Posted: Sunday, November 18, 2007 2:04:14 PM

I recently got hired to be an assistant at a very upscale salon and spa.  Before taking the job, I made sure that the salon had a training program/education for their assistants so that they can graduate and become a stylist at the salon.  Well, I also found out that we have to find and bring models in for class and the models or the assistant must pay the salon a service fee for the haircut!! 

So the salon is charging the model for us to learn and practice these haircuts on them.  I always thought that the reason people became assistants, is to learn and be trained by the more seasoned veterans.  So in exchange for education, we agree to be paid minimum wage.  Is is normal for the salon to charge these fees every time we learn a new haircut?  Or is this an unconventional method? 

I would really like to hear your feedback.

Posts: 1174
Platinum Member

Posted: Sunday, November 18, 2007 2:48:15 PM
The challenge nowadays is that companies like Aveda and Bumble & bumble have made an industry out of doing models in a class of a salon. The good thing about this is that your models have a pretty good chance of converting into clients because they PAID for the session, it is my experience 20 years ago it was a very difficult thing to get people to commit to a class because if it is free there must be something wrong with it.

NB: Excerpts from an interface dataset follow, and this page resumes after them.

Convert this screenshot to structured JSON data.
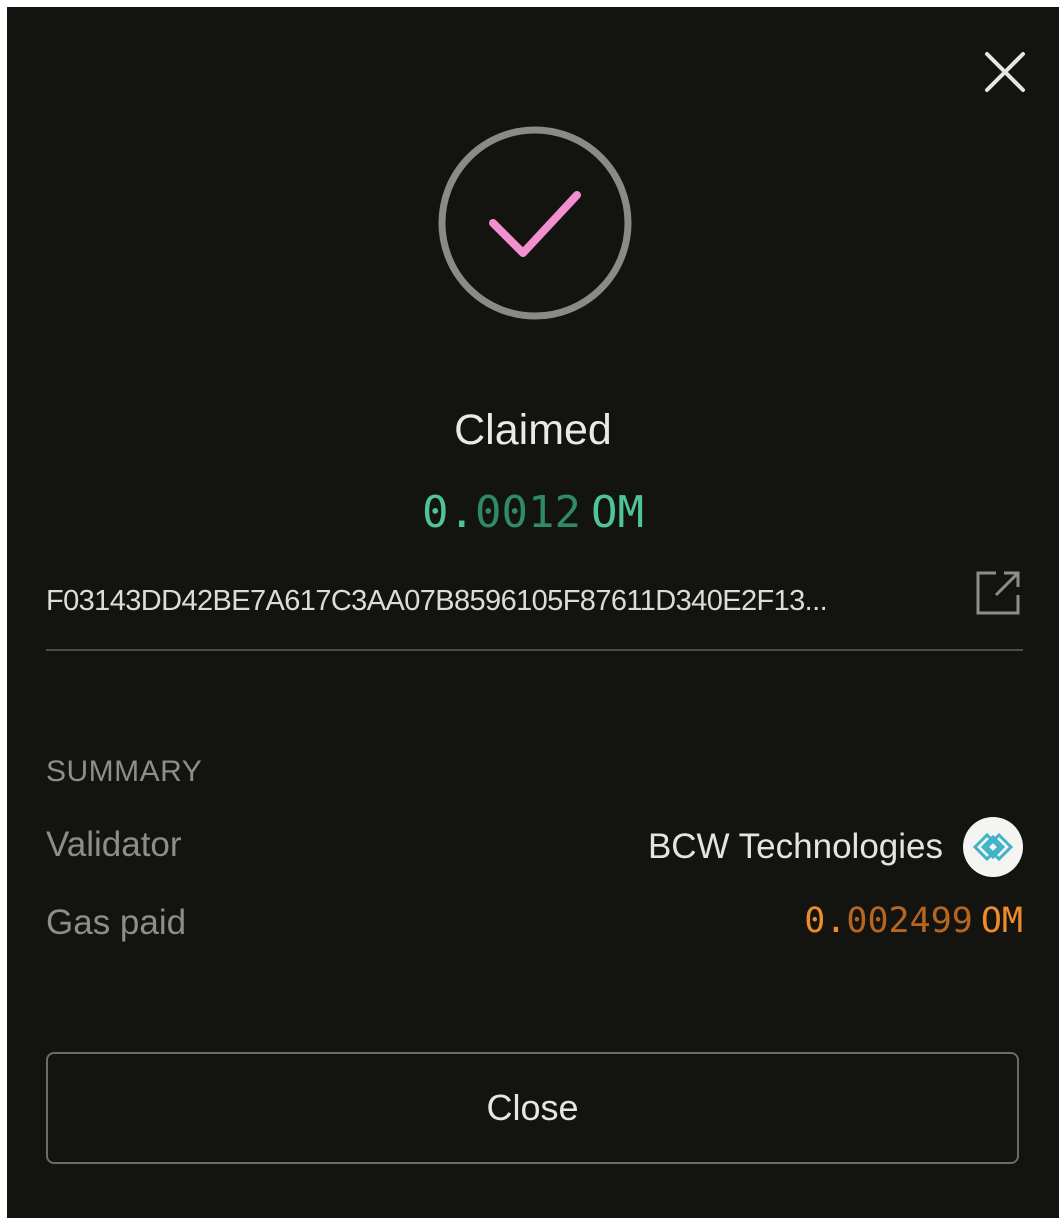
{
  "modal": {
    "close_icon": "close-icon",
    "status_icon": "checkmark-circle-icon",
    "title": "Claimed",
    "amount": {
      "lead": "0.",
      "rest": "0012",
      "unit": "OM"
    },
    "tx_hash": "F03143DD42BE7A617C3AA07B8596105F87611D340E2F13...",
    "external_link_icon": "external-link-icon",
    "summary": {
      "heading": "SUMMARY",
      "validator_label": "Validator",
      "validator_name": "BCW Technologies",
      "validator_logo_icon": "validator-logo-icon",
      "gas_label": "Gas paid",
      "gas_amount": {
        "lead": "0.",
        "rest": "002499",
        "unit": "OM"
      }
    },
    "close_button_label": "Close"
  },
  "colors": {
    "background": "#131310",
    "success_green": "#4fc39a",
    "check_pink": "#f28fd0",
    "gas_orange": "#f08b2c",
    "muted_text": "#8d8d89"
  }
}
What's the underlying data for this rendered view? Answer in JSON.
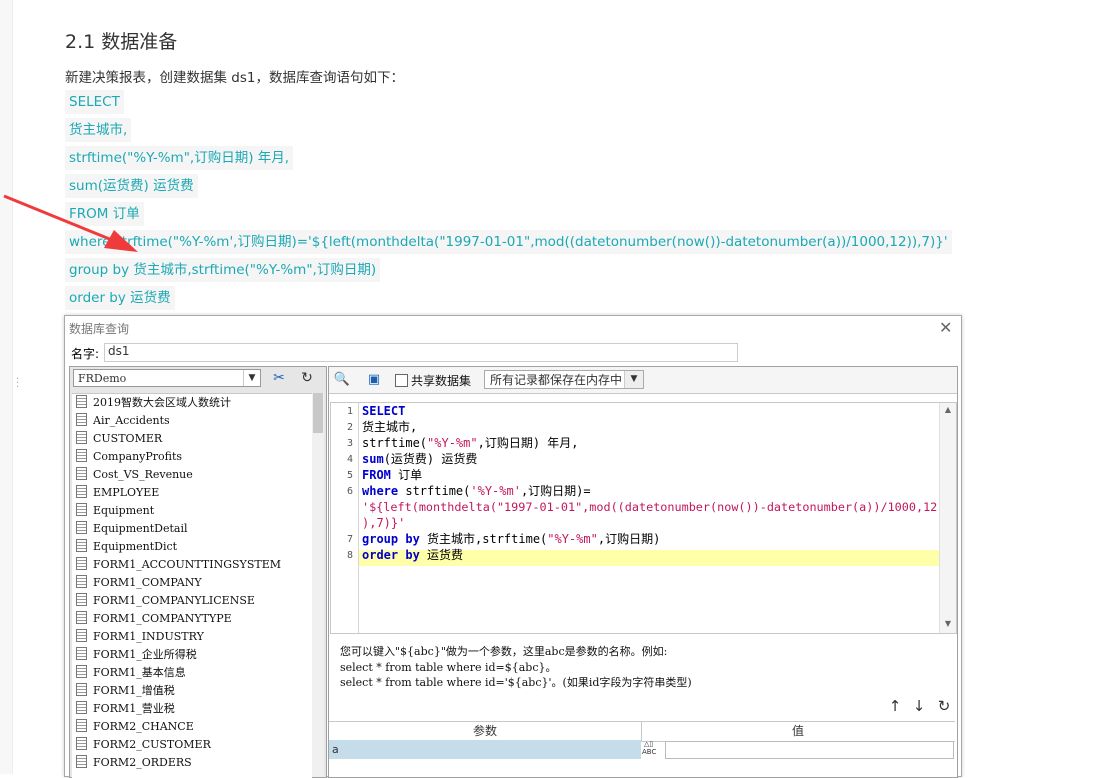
{
  "article": {
    "title": "2.1 数据准备",
    "desc": "新建决策报表，创建数据集 ds1，数据库查询语句如下：",
    "code_lines": [
      "SELECT",
      "货主城市,",
      "strftime(\"%Y-%m\",订购日期) 年月,",
      "sum(运货费) 运货费",
      "FROM 订单",
      "where strftime(\"%Y-%m',订购日期)='${left(monthdelta(\"1997-01-01\",mod((datetonumber(now())-datetonumber(a))/1000,12)),7)}'",
      "group by 货主城市,strftime(\"%Y-%m\",订购日期)",
      "order by 运货费"
    ]
  },
  "dialog": {
    "title": "数据库查询",
    "name_label": "名字:",
    "name_value": "ds1",
    "datasource": "FRDemo",
    "share_label": "共享数据集",
    "cache_option": "所有记录都保存在内存中",
    "tables": [
      "2019智数大会区域人数统计",
      "Air_Accidents",
      "CUSTOMER",
      "CompanyProfits",
      "Cost_VS_Revenue",
      "EMPLOYEE",
      "Equipment",
      "EquipmentDetail",
      "EquipmentDict",
      "FORM1_ACCOUNTTINGSYSTEM",
      "FORM1_COMPANY",
      "FORM1_COMPANYLICENSE",
      "FORM1_COMPANYTYPE",
      "FORM1_INDUSTRY",
      "FORM1_企业所得税",
      "FORM1_基本信息",
      "FORM1_增值税",
      "FORM1_营业税",
      "FORM2_CHANCE",
      "FORM2_CUSTOMER",
      "FORM2_ORDERS"
    ],
    "sql": {
      "line_numbers": [
        "1",
        "2",
        "3",
        "4",
        "5",
        "6",
        "7",
        "8"
      ],
      "l1_kw": "SELECT",
      "l2": "货主城市,",
      "l3_a": "strftime(",
      "l3_str": "\"%Y-%m\"",
      "l3_b": ",订购日期) 年月,",
      "l4_kw": "sum",
      "l4_b": "(运货费) 运货费",
      "l5_kw": "FROM",
      "l5_b": " 订单",
      "l6_kw": "where",
      "l6_a": " strftime(",
      "l6_str": "'%Y-%m'",
      "l6_b": ",订购日期)=",
      "l6_wrap1": "'${left(monthdelta(\"1997-01-01\",mod((datetonumber(now())-datetonumber(a))/1000,12)",
      "l6_wrap2": "),7)}'",
      "l7_kw": "group by",
      "l7_a": " 货主城市,strftime(",
      "l7_str": "\"%Y-%m\"",
      "l7_b": ",订购日期)",
      "l8_kw": "order by",
      "l8_b": " 运货费"
    },
    "hint_lines": [
      "您可以键入\"${abc}\"做为一个参数，这里abc是参数的名称。例如:",
      "select * from table where id=${abc}。",
      "select * from table where id='${abc}'。(如果id字段为字符串类型)"
    ],
    "param_header": {
      "name": "参数",
      "value": "值"
    },
    "params": [
      {
        "name": "a",
        "type_label": "ABC"
      }
    ]
  }
}
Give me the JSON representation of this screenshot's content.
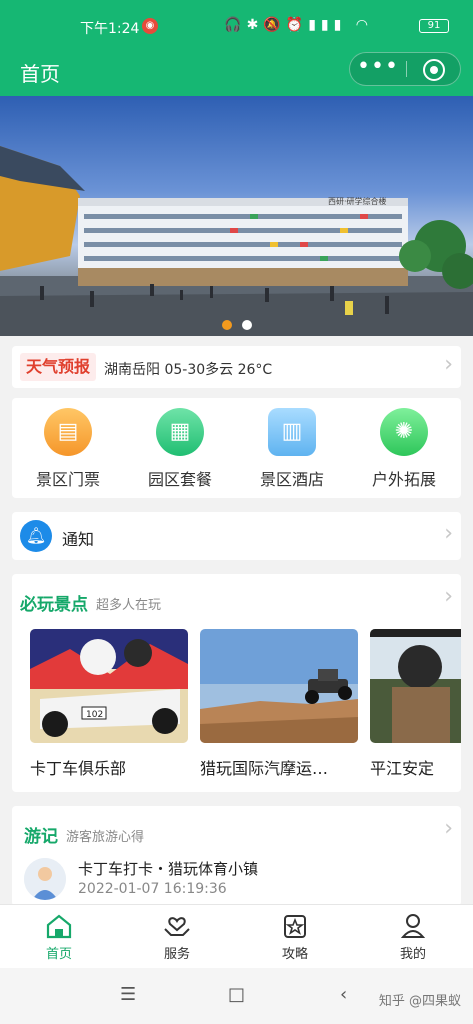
{
  "status_bar": {
    "time": "下午1:24",
    "battery": "91"
  },
  "nav": {
    "title": "首页",
    "more": "•••"
  },
  "banner": {
    "building_sign": "西研·研学综合楼",
    "slides": 2,
    "active_slide": 0
  },
  "weather": {
    "tag": "天气预报",
    "info": "湖南岳阳 05-30多云 26°C"
  },
  "quick": [
    {
      "label": "景区门票",
      "icon": "ticket-icon"
    },
    {
      "label": "园区套餐",
      "icon": "package-icon"
    },
    {
      "label": "景区酒店",
      "icon": "hotel-icon"
    },
    {
      "label": "户外拓展",
      "icon": "outdoor-icon"
    }
  ],
  "notice": {
    "label": "通知"
  },
  "spots": {
    "title": "必玩景点",
    "subtitle": "超多人在玩",
    "items": [
      {
        "name": "卡丁车俱乐部",
        "badge": "102"
      },
      {
        "name": "猎玩国际汽摩运…"
      },
      {
        "name": "平江安定"
      }
    ]
  },
  "travel": {
    "title": "游记",
    "subtitle": "游客旅游心得",
    "post": {
      "title": "卡丁车打卡・猎玩体育小镇",
      "time": "2022-01-07 16:19:36"
    }
  },
  "tabs": [
    {
      "label": "首页",
      "active": true
    },
    {
      "label": "服务"
    },
    {
      "label": "攻略"
    },
    {
      "label": "我的"
    }
  ],
  "system_nav": {
    "watermark": "知乎 @四果蚁"
  },
  "colors": {
    "brand": "#16b773",
    "accent": "#16a86a",
    "tag_red": "#e0402e"
  }
}
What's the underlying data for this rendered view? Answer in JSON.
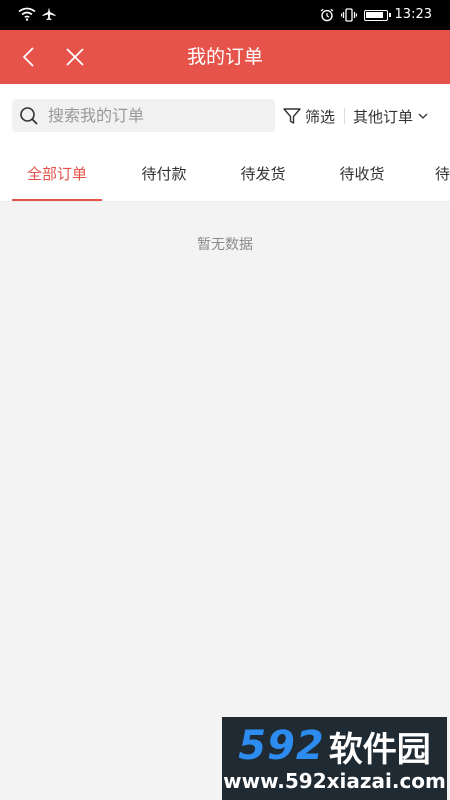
{
  "status_bar": {
    "time": "13:23",
    "icons": [
      "wifi-icon",
      "airplane-icon",
      "alarm-icon",
      "vibrate-icon",
      "battery-icon"
    ]
  },
  "header": {
    "title": "我的订单",
    "background": "#e5534b",
    "back_icon": "chevron-left-icon",
    "close_icon": "close-icon"
  },
  "search": {
    "placeholder": "搜索我的订单",
    "value": "",
    "filter_label": "筛选",
    "other_orders_label": "其他订单"
  },
  "tabs": [
    {
      "label": "全部订单",
      "active": true
    },
    {
      "label": "待付款",
      "active": false
    },
    {
      "label": "待发货",
      "active": false
    },
    {
      "label": "待收货",
      "active": false
    },
    {
      "label": "待",
      "active": false
    }
  ],
  "empty_state": {
    "text": "暂无数据"
  },
  "watermark": {
    "brand_number": "592",
    "brand_text": "软件园",
    "url": "www.592xiazai.com"
  },
  "colors": {
    "accent": "#e5534b",
    "page_bg": "#f3f3f3"
  }
}
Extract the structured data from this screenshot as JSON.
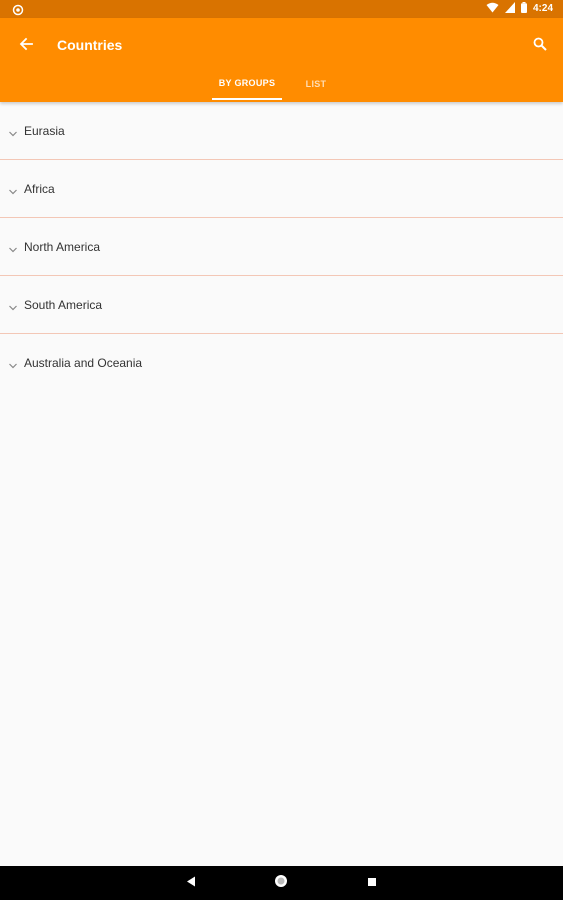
{
  "status_bar": {
    "time": "4:24",
    "icons": [
      "notification-icon",
      "wifi-icon",
      "cell-signal-icon",
      "battery-icon"
    ]
  },
  "app_bar": {
    "title": "Countries",
    "back_icon": "arrow-back-icon",
    "search_icon": "search-icon",
    "background_color": "#ff8c00"
  },
  "tabs": [
    {
      "label": "BY GROUPS",
      "active": true
    },
    {
      "label": "LIST",
      "active": false
    }
  ],
  "groups": [
    {
      "label": "Eurasia"
    },
    {
      "label": "Africa"
    },
    {
      "label": "North America"
    },
    {
      "label": "South America"
    },
    {
      "label": "Australia and Oceania"
    }
  ],
  "nav_bar": {
    "buttons": [
      "back-triangle-icon",
      "home-circle-icon",
      "recents-square-icon"
    ]
  }
}
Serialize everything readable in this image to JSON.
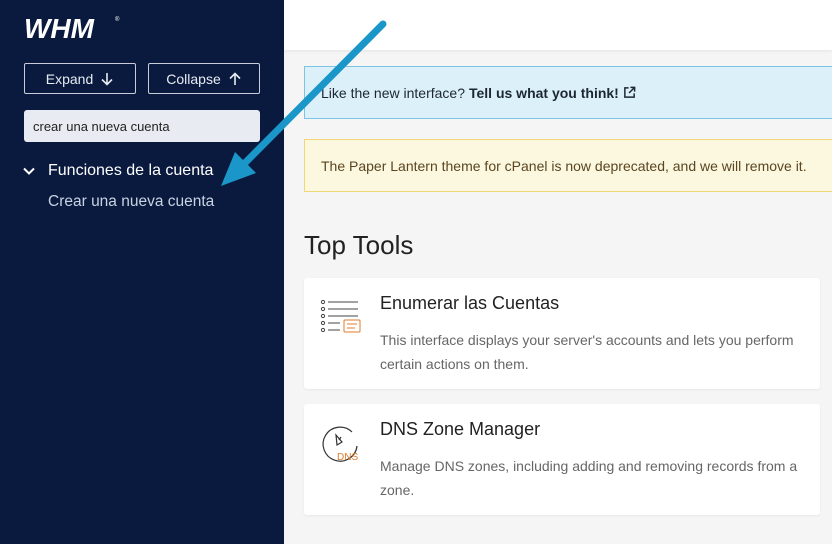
{
  "sidebar": {
    "logo": "WHM",
    "expand_label": "Expand",
    "collapse_label": "Collapse",
    "search_value": "crear una nueva cuenta",
    "section_title": "Funciones de la cuenta",
    "section_item": "Crear una nueva cuenta"
  },
  "alerts": {
    "info_text": "Like the new interface?",
    "info_link": "Tell us what you think!",
    "warning_text": "The Paper Lantern theme for cPanel is now deprecated, and we will remove it."
  },
  "main": {
    "heading": "Top Tools",
    "tools": [
      {
        "title": "Enumerar las Cuentas",
        "description": "This interface displays your server's accounts and lets you perform certain actions on them."
      },
      {
        "title": "DNS Zone Manager",
        "description": "Manage DNS zones, including adding and removing records from a zone.",
        "icon_label": "DNS"
      }
    ]
  },
  "colors": {
    "sidebar_bg": "#091a3e",
    "arrow": "#1a96c8",
    "icon_accent": "#e07b2a"
  }
}
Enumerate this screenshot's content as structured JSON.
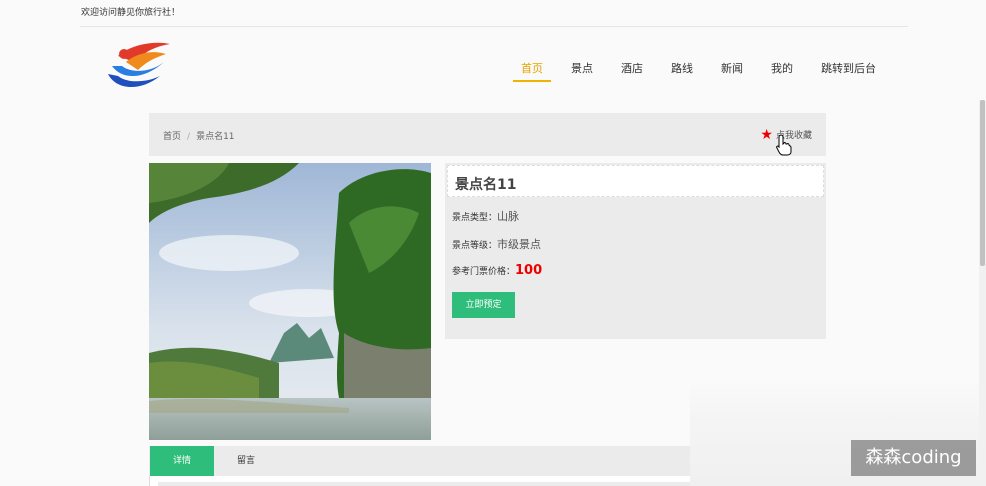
{
  "header": {
    "welcome": "欢迎访问静见你旅行社！"
  },
  "nav": {
    "items": [
      {
        "label": "首页"
      },
      {
        "label": "景点"
      },
      {
        "label": "酒店"
      },
      {
        "label": "路线"
      },
      {
        "label": "新闻"
      },
      {
        "label": "我的"
      },
      {
        "label": "跳转到后台"
      }
    ],
    "active_index": 0,
    "accent_color": "#f0b400"
  },
  "breadcrumb": {
    "home": "首页",
    "separator": "/",
    "current": "景点名11"
  },
  "favorite": {
    "label": "点我收藏",
    "icon": "star-icon"
  },
  "detail": {
    "title": "景点名11",
    "type_label": "景点类型：",
    "type_value": "山脉",
    "level_label": "景点等级：",
    "level_value": "市级景点",
    "price_label": "参考门票价格：",
    "price_value": "100",
    "book_label": "立即预定",
    "book_color": "#2fbd7b"
  },
  "tabs": {
    "items": [
      {
        "label": "详情"
      },
      {
        "label": "留言"
      }
    ],
    "active_index": 0
  },
  "watermark": {
    "text": "森森coding"
  }
}
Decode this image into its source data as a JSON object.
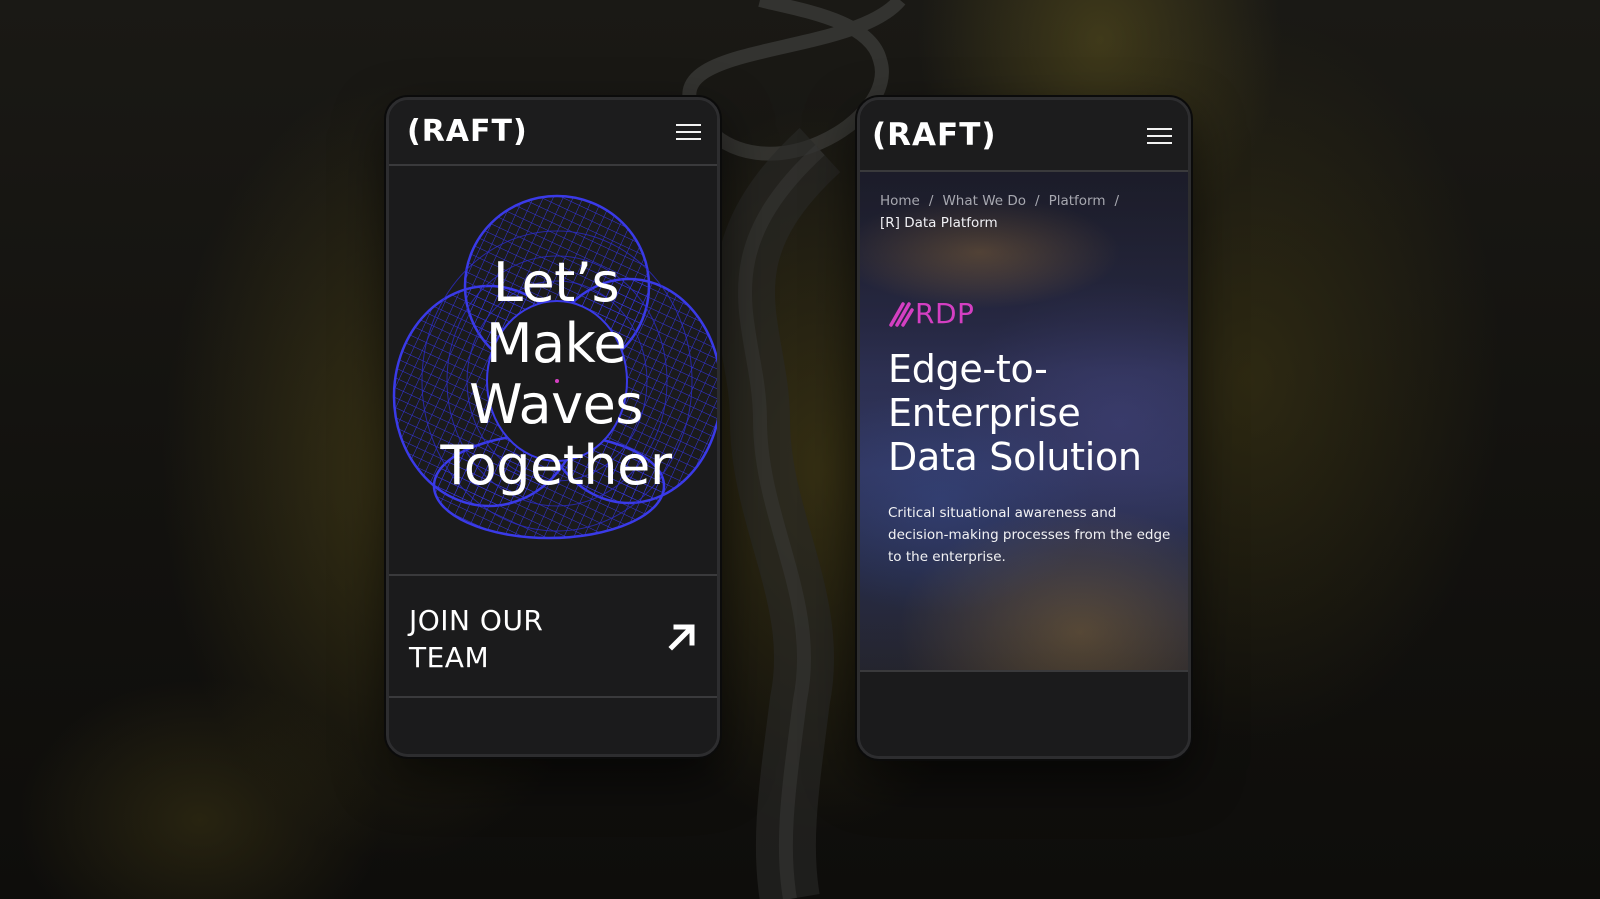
{
  "brand": {
    "logo_text": "(RAFT)"
  },
  "left_phone": {
    "hero_title_lines": [
      "Let’s",
      "Make",
      "Waves",
      "Together"
    ],
    "join_label": "JOIN OUR TEAM",
    "menu_icon": "hamburger-menu-icon",
    "arrow_icon": "arrow-up-right-icon"
  },
  "right_phone": {
    "breadcrumb": {
      "items": [
        "Home",
        "What We Do",
        "Platform"
      ],
      "separator": "/",
      "current": "[R] Data Platform"
    },
    "product_logo": "RDP",
    "title_lines": [
      "Edge-to-",
      "Enterprise",
      "Data Solution"
    ],
    "description": "Critical situational awareness and decision-making processes from the edge to the enterprise.",
    "menu_icon": "hamburger-menu-icon"
  },
  "colors": {
    "accent_magenta": "#d43fc2",
    "wireframe_blue": "#2f2fd8",
    "panel_bg": "#1b1b1c",
    "text_primary": "#ffffff"
  }
}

I have a tough time imagining why they would make the student pay, but here goes- They have to pay the stylist/educator to oversee the class and develop the programs necessary for the assistant to develop, most salons don't budget this and it IS quite an investment of hours for someone to commit to. None of the stylists I assisted for were paid for their expertise, but educators can command $100 or more an hour in a professional teaching setting. The money also needs to cover overhead, such as receptionist pay to come in early or leave late while class is in session, and materials like haircolor and class materials.

Honestly, there is no room in today's salon budget to cover this overhead from others salaries, and the color backbar used in a class situation gets very expensive because of mistakes.

There always reasons not to make a larger commitment to your career, ask yourself if this is really a reason to bow out, or commit to the larger picture of how it fits into the grand scheme of your career.

Posts: 1174
Platinum Member

Posted: Sunday, November 18, 2007 2:49:21 PM

Posts: 31

us too
Posted: Tuesday, November 20, 2007 2:28:21 AM
our salon charges a small fee for each model that an apprentice brings in.  as far as I know that's how it's been for years. 

Posts: 4

Posted: Monday, November 26, 2007 12:32:29 AM
most of the time the charge is only for chemical services (color cost etc..) but for hair cuts it could be back bar charge or time being booked out.